■ TASK ITEM
Each entry should be printed exactly, with its images omitted.

■ ENTRIES PROVIDED
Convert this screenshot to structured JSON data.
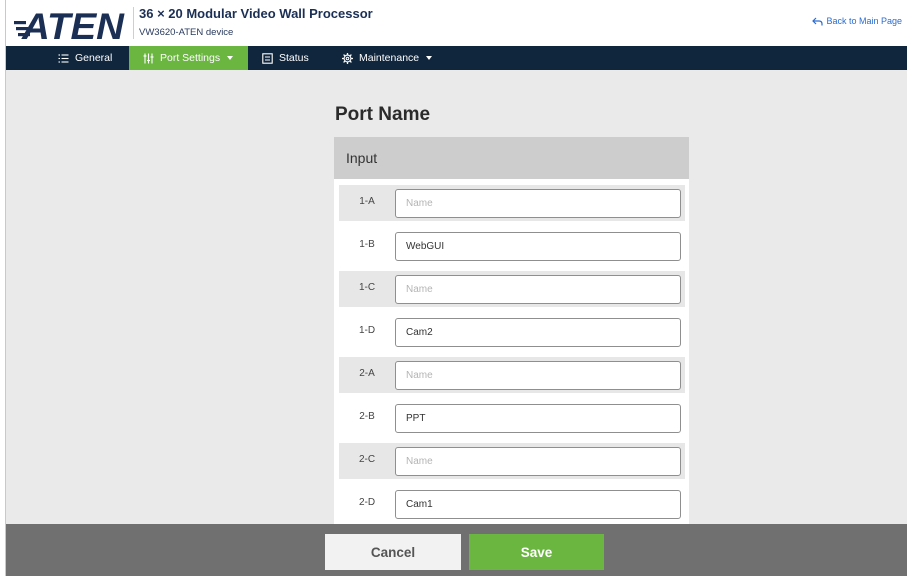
{
  "header": {
    "logo_text": "ATEN",
    "title": "36 × 20 Modular Video Wall Processor",
    "subtitle": "VW3620-ATEN device",
    "back_link": "Back to Main Page"
  },
  "nav": {
    "items": [
      {
        "label": "General",
        "icon": "list-icon"
      },
      {
        "label": "Port Settings",
        "icon": "sliders-icon",
        "active": true,
        "dropdown": true
      },
      {
        "label": "Status",
        "icon": "status-icon"
      },
      {
        "label": "Maintenance",
        "icon": "gear-icon",
        "dropdown": true
      }
    ]
  },
  "main": {
    "title": "Port Name",
    "section_label": "Input",
    "ports": [
      {
        "id": "1-A",
        "value": "",
        "placeholder": "Name"
      },
      {
        "id": "1-B",
        "value": "WebGUI",
        "placeholder": "Name"
      },
      {
        "id": "1-C",
        "value": "",
        "placeholder": "Name"
      },
      {
        "id": "1-D",
        "value": "Cam2",
        "placeholder": "Name"
      },
      {
        "id": "2-A",
        "value": "",
        "placeholder": "Name"
      },
      {
        "id": "2-B",
        "value": "PPT",
        "placeholder": "Name"
      },
      {
        "id": "2-C",
        "value": "",
        "placeholder": "Name"
      },
      {
        "id": "2-D",
        "value": "Cam1",
        "placeholder": "Name"
      }
    ]
  },
  "footer": {
    "cancel_label": "Cancel",
    "save_label": "Save"
  },
  "colors": {
    "nav_background": "#10263d",
    "accent_green": "#6bb541",
    "footer_background": "#707070",
    "title_color": "#1b2f55",
    "link_color": "#2a6cd1"
  }
}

■ ANSWER FOR THIS EXERCISE
Convert this screenshot to structured JSON data.
{
  "header": {
    "logo_text": "ATEN",
    "title": "36 × 20 Modular Video Wall Processor",
    "subtitle": "VW3620-ATEN device",
    "back_link": "Back to Main Page"
  },
  "nav": {
    "items": [
      {
        "label": "General",
        "icon": "list-icon"
      },
      {
        "label": "Port Settings",
        "icon": "sliders-icon",
        "active": true,
        "dropdown": true
      },
      {
        "label": "Status",
        "icon": "status-icon"
      },
      {
        "label": "Maintenance",
        "icon": "gear-icon",
        "dropdown": true
      }
    ]
  },
  "main": {
    "title": "Port Name",
    "section_label": "Input",
    "ports": [
      {
        "id": "1-A",
        "value": "",
        "placeholder": "Name"
      },
      {
        "id": "1-B",
        "value": "WebGUI",
        "placeholder": "Name"
      },
      {
        "id": "1-C",
        "value": "",
        "placeholder": "Name"
      },
      {
        "id": "1-D",
        "value": "Cam2",
        "placeholder": "Name"
      },
      {
        "id": "2-A",
        "value": "",
        "placeholder": "Name"
      },
      {
        "id": "2-B",
        "value": "PPT",
        "placeholder": "Name"
      },
      {
        "id": "2-C",
        "value": "",
        "placeholder": "Name"
      },
      {
        "id": "2-D",
        "value": "Cam1",
        "placeholder": "Name"
      }
    ]
  },
  "footer": {
    "cancel_label": "Cancel",
    "save_label": "Save"
  },
  "colors": {
    "nav_background": "#10263d",
    "accent_green": "#6bb541",
    "footer_background": "#707070",
    "title_color": "#1b2f55",
    "link_color": "#2a6cd1"
  }
}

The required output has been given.